We are often many things at once, and life loses it's luster when we have all this potential without yet having accumulated the expertise to call ourselves the thing that we want to be, and lack the faith in ourselves to overcome the hopeless feeling that it might be too late for us. I've found it most helpful to stop expecting myself and others to be everything all of a sudden, and instead embrace the incremental process of becoming.
It's taken me a while to answer my personal call to adventure, but now that things are looking a little more clear, the principles of design seem like the holistic guide to thriving that was staring all of us in the face the entire time. I've adapted the definitions to serve life more generally than design proper. I hope they help on your Hero's Journey!
BALANCETry not to be too far left or right, too self-indulgent or too selfless, too rigid or too random. It doesn't mean always being in the middle of two things, but making sure to satisfy all the parts of yourself, not just some parts. In design, a large object in the center can be balanced by a small object on the edge. Balance provides stability and structure to a design and grounds a life.
PROXIMITYCreate relationships between the important things in your life. When objects are disconnected in design it doesn't flow - there's no continuity. The people and passions you have in your life don't have to be close together, but they should be related in some way that tells the story of who you are. The more related they are, the stronger the focal point becomes. You (and your purpose) is the focal point.
ALIGNMENTTo show relationship and connection, the objects should be aligned in a way that tells the story. Organizing elements in relation to each other makes the connection between them clear, and clarifies the order in which we should absorb each element. This is, in essence, getting clear on your priorities.
REPETITIONRepetition strengthens a design by tying together individual elements. It helps to create association and consistency. Repetition can create rhythm (a feeling of organized movement). In life, the only way we build new frames of reference, thought patterns and technical skills is through the process of repetition. In fact, the person you are today is a product of repetition. If you need to change, the only way is by repeating a new way until it becomes second nature - a new mental shortcut. Our mind is nothing more than a computer - you can teach it a new code by repeating a pattern until it strengthens into muscle memory. This is sort of like going to the gym, and literally doing reps. You gotta lift if you want the gainz, bruh.
CONTRASTContrast is the juxtaposition of opposing elements (opposite colours on the colour wheel, or value light / dark, or direction – horizontal / vertical). Contrast allows us to emphasize or highlight key elements in your design. In life, there is often no reason for being one way or another.
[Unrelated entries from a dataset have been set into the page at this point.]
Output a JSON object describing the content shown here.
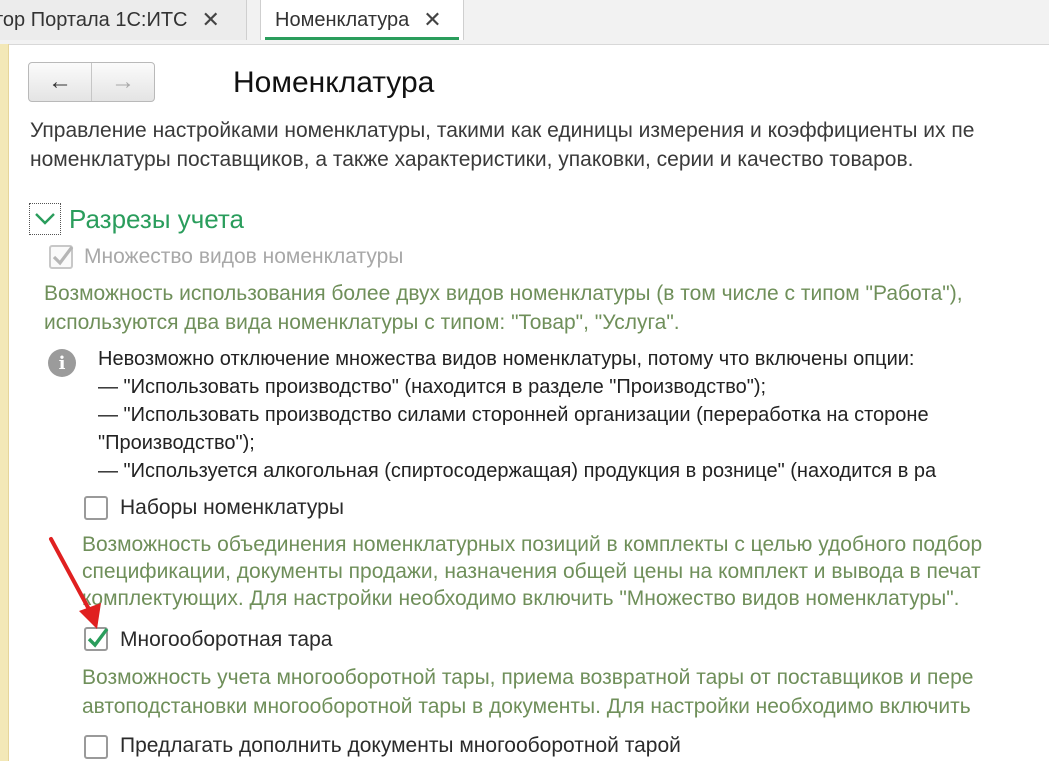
{
  "tabs": [
    {
      "label": "тор Портала 1С:ИТС",
      "close": "✕"
    },
    {
      "label": "Номенклатура",
      "close": "✕"
    }
  ],
  "nav": {
    "back_icon": "←",
    "forward_icon": "→"
  },
  "page_title": "Номенклатура",
  "description": [
    "Управление настройками номенклатуры, такими как единицы измерения и коэффициенты их пе",
    "номенклатуры поставщиков, а также характеристики, упаковки, серии и качество товаров."
  ],
  "section": {
    "title": "Разрезы учета",
    "expanded": true
  },
  "options": {
    "multi_kinds": {
      "label": "Множество видов номенклатуры",
      "checked": true,
      "disabled": true,
      "hint": [
        "Возможность использования более двух видов номенклатуры (в том числе с типом \"Работа\"),",
        "используются два вида номенклатуры с типом: \"Товар\", \"Услуга\"."
      ]
    },
    "info": [
      "Невозможно отключение множества видов номенклатуры, потому что включены опции:",
      "— \"Использовать производство\" (находится в разделе \"Производство\");",
      "— \"Использовать производство силами сторонней организации (переработка на стороне",
      "\"Производство\");",
      "— \"Используется алкогольная (спиртосодержащая) продукция в рознице\" (находится в ра"
    ],
    "kits": {
      "label": "Наборы номенклатуры",
      "checked": false,
      "hint": [
        "Возможность объединения номенклатурных позиций в комплекты с целью удобного подбор",
        "спецификации, документы продажи, назначения общей цены на комплект и вывода в печат",
        "комплектующих. Для настройки необходимо включить \"Множество видов номенклатуры\"."
      ]
    },
    "returnable_tare": {
      "label": "Многооборотная тара",
      "checked": true,
      "hint": [
        "Возможность учета многооборотной тары, приема возвратной тары от поставщиков и пере",
        "автоподстановки многооборотной тары в документы. Для настройки необходимо включить"
      ]
    },
    "suggest_tare": {
      "label": "Предлагать дополнить документы многооборотной тарой",
      "checked": false
    }
  },
  "colors": {
    "accent_green": "#2a9d5c",
    "hint_green": "#6f8f5a",
    "annotation_red": "#e02020"
  }
}
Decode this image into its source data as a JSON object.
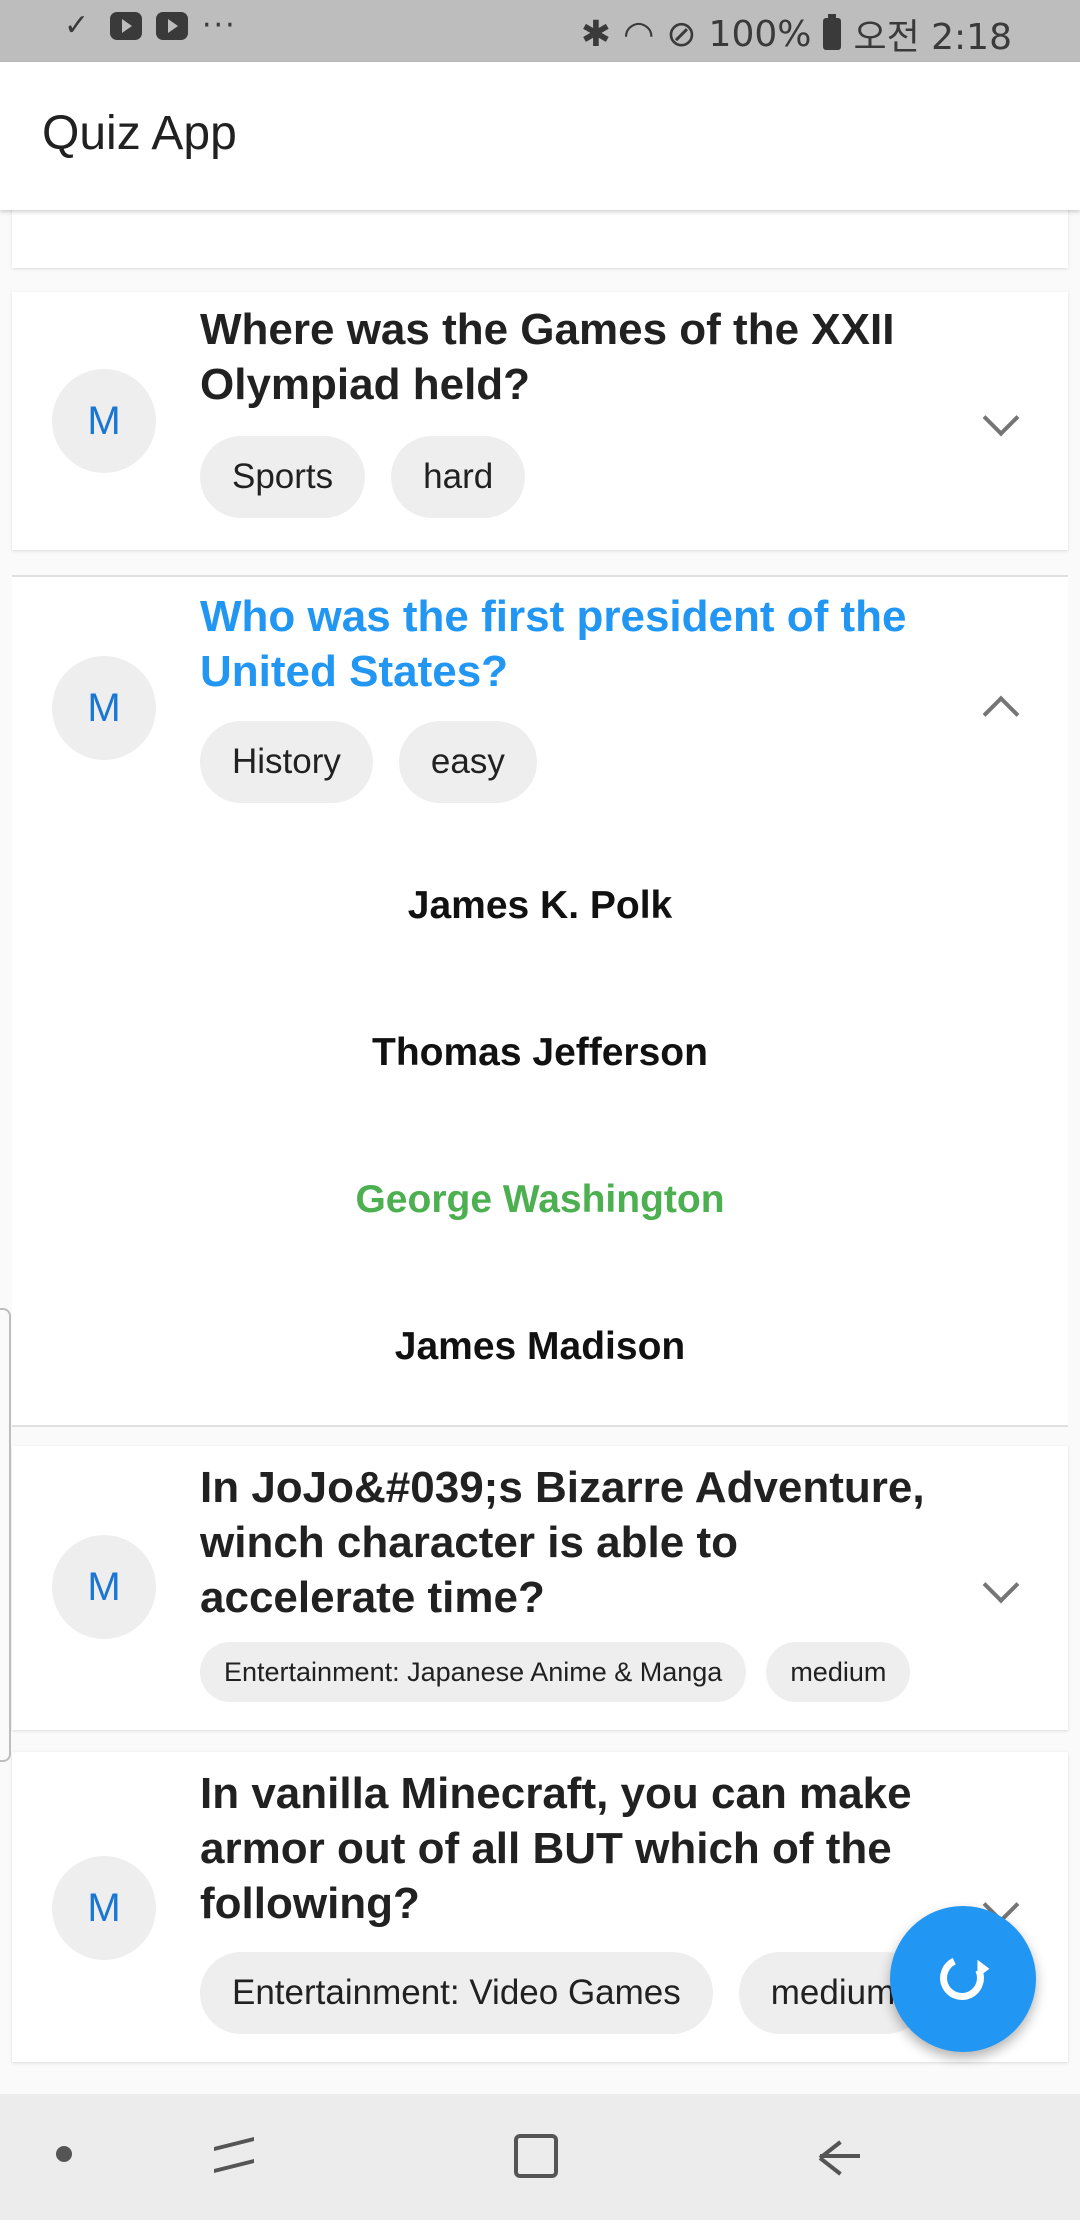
{
  "status_bar": {
    "more": "···",
    "battery": "100%",
    "time": "오전 2:18"
  },
  "app": {
    "title": "Quiz App"
  },
  "questions": [
    {
      "avatar": "M",
      "title": "Where was the Games of the XXII Olympiad held?",
      "category": "Sports",
      "difficulty": "hard",
      "expanded": false
    },
    {
      "avatar": "M",
      "title": "Who was the first president of the United States?",
      "category": "History",
      "difficulty": "easy",
      "expanded": true,
      "answers": [
        "James K. Polk",
        "Thomas Jefferson",
        "George Washington",
        "James Madison"
      ],
      "correct_answer": "George Washington"
    },
    {
      "avatar": "M",
      "title": "In JoJo&#039;s Bizarre Adventure, winch character is able to accelerate time?",
      "category": "Entertainment: Japanese Anime & Manga",
      "difficulty": "medium",
      "expanded": false
    },
    {
      "avatar": "M",
      "title": "In vanilla Minecraft, you can make armor out of all BUT which of the following?",
      "category": "Entertainment: Video Games",
      "difficulty": "medium",
      "expanded": false
    }
  ],
  "colors": {
    "accent": "#2196f3",
    "correct": "#4caf50",
    "avatar_text": "#1976d2"
  },
  "icons": {
    "fab": "refresh-icon",
    "collapsed": "chevron-down-icon",
    "expanded": "chevron-up-icon"
  }
}
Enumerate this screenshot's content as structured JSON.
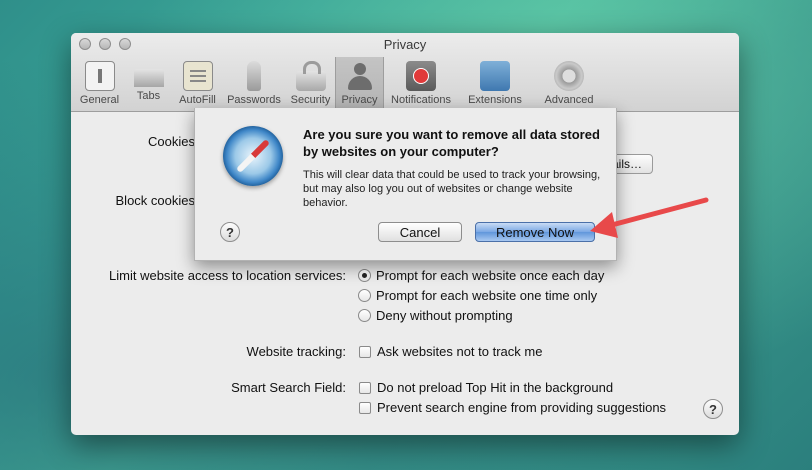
{
  "window": {
    "title": "Privacy"
  },
  "toolbar": {
    "items": [
      {
        "label": "General",
        "icon": "general-switch-icon"
      },
      {
        "label": "Tabs",
        "icon": "tabs-icon"
      },
      {
        "label": "AutoFill",
        "icon": "autofill-form-icon"
      },
      {
        "label": "Passwords",
        "icon": "key-icon"
      },
      {
        "label": "Security",
        "icon": "padlock-icon"
      },
      {
        "label": "Privacy",
        "icon": "person-silhouette-icon",
        "selected": true
      },
      {
        "label": "Notifications",
        "icon": "notification-badge-icon"
      },
      {
        "label": "Extensions",
        "icon": "puzzle-icon"
      },
      {
        "label": "Advanced",
        "icon": "gear-icon"
      }
    ]
  },
  "privacy": {
    "cookies_label": "Cookies",
    "details_button": "…ails…",
    "block_cookies_label": "Block cookies",
    "location_label": "Limit website access to location services:",
    "location_options": [
      {
        "label": "Prompt for each website once each day",
        "selected": true
      },
      {
        "label": "Prompt for each website one time only",
        "selected": false
      },
      {
        "label": "Deny without prompting",
        "selected": false
      }
    ],
    "tracking_label": "Website tracking:",
    "tracking_option": "Ask websites not to track me",
    "smart_search_label": "Smart Search Field:",
    "smart_search_options": [
      "Do not preload Top Hit in the background",
      "Prevent search engine from providing suggestions"
    ],
    "help_glyph": "?"
  },
  "sheet": {
    "title": "Are you sure you want to remove all data stored by websites on your computer?",
    "body": "This will clear data that could be used to track your browsing, but may also log you out of websites or change website behavior.",
    "help_glyph": "?",
    "cancel_label": "Cancel",
    "remove_label": "Remove Now"
  },
  "colors": {
    "annotation_arrow": "#e8494a",
    "default_button": "#6096db"
  }
}
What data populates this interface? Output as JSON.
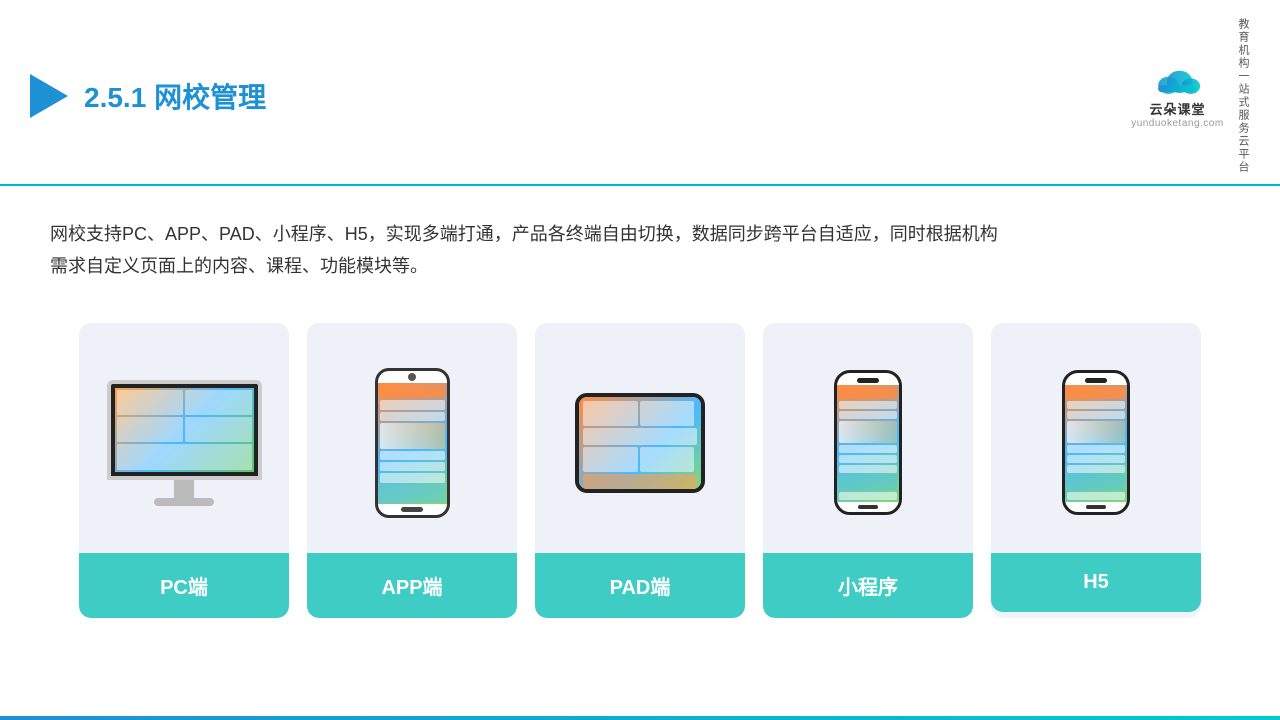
{
  "header": {
    "title_prefix": "2.5.1",
    "title_main": "网校管理",
    "logo_name": "云朵课堂",
    "logo_url": "yunduoketang.com",
    "logo_tagline": "教育机构一站式服务云平台"
  },
  "description": {
    "text_line1": "网校支持PC、APP、PAD、小程序、H5，实现多端打通，产品各终端自由切换，数据同步跨平台自适应，同时根据机构",
    "text_line2": "需求自定义页面上的内容、课程、功能模块等。"
  },
  "cards": [
    {
      "id": "pc",
      "label": "PC端"
    },
    {
      "id": "app",
      "label": "APP端"
    },
    {
      "id": "pad",
      "label": "PAD端"
    },
    {
      "id": "miniapp",
      "label": "小程序"
    },
    {
      "id": "h5",
      "label": "H5"
    }
  ]
}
We discussed before that people are often many things at once. The most interesting, inspiring, lovable, successful people I know, vibrantly display their contrasts with confidence (sometimes audacity). They aren't trying to hide, fade, blend, or justify a linear progression from element A to B - they just show up and let their audience figure it out.
SPACESpace in art refers to the distance or area between, around, above, below, or within elements. Both positive and negative space are important factors to be considered in every design. In my experience, it took space in the form of time and proximity from the things competing for my attention in order to make sense of things. Many of my friends know me as a ball of seemingly boundless energy. This is an incredible blessing, but also very easy to waste that energy in the wrong relationships, activities and environments. When I wasn't out indulging in attractive vices and distractions, I was often burnt out, unhappy, unfulfilled and frustrated with myself behind the scenes. By giving myself time to recover - (i) moving into my own physical space, (ii) not pursuing any new relationships to replace old ones, (iii) meditating and prioritizing quiet time to myself - I finally feel like my energy is active and used efficiently in positive space, supported by the negative space I'm giving myself.